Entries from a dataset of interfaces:
-----
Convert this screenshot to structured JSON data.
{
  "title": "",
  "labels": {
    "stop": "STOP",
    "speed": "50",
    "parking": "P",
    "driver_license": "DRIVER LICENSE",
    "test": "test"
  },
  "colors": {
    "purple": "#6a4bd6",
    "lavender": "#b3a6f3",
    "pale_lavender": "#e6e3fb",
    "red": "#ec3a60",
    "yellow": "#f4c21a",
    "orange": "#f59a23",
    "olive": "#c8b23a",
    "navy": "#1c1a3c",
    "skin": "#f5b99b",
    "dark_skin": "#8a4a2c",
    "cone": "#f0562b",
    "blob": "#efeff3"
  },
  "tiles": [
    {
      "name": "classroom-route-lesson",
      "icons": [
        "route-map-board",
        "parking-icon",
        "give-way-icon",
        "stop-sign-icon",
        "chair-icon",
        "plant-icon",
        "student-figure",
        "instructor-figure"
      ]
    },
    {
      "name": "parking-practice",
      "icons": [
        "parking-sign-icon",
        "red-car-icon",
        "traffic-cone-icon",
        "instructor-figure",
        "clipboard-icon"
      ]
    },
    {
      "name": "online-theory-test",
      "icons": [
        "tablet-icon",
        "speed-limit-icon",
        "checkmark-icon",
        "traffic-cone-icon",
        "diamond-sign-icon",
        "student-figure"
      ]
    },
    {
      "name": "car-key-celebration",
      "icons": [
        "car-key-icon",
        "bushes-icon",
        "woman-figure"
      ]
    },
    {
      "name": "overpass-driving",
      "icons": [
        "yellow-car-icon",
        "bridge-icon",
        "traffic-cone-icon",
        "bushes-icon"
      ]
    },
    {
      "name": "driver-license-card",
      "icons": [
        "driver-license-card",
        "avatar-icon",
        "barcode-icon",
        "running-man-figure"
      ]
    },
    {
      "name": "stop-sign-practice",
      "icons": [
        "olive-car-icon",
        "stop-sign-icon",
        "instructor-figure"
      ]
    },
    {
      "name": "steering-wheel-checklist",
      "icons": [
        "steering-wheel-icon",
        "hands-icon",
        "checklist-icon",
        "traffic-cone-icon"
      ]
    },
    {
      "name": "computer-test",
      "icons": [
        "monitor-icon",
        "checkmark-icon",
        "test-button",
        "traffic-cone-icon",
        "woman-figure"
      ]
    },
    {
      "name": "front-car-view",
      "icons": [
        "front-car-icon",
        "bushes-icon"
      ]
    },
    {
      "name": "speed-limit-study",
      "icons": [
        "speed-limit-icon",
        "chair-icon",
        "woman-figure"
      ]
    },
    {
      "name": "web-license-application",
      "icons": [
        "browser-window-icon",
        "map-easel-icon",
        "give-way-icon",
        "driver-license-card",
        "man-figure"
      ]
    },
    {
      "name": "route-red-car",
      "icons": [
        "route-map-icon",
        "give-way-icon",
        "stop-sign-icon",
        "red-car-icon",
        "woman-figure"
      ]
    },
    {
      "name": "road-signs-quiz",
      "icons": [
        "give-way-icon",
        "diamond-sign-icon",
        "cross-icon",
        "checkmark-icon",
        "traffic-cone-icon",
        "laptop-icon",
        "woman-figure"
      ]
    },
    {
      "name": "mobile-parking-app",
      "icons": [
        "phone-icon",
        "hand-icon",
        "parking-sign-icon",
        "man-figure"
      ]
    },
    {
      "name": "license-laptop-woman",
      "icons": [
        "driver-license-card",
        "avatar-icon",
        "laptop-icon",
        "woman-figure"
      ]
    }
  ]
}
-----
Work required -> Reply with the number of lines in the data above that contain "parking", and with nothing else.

Answer space -> 6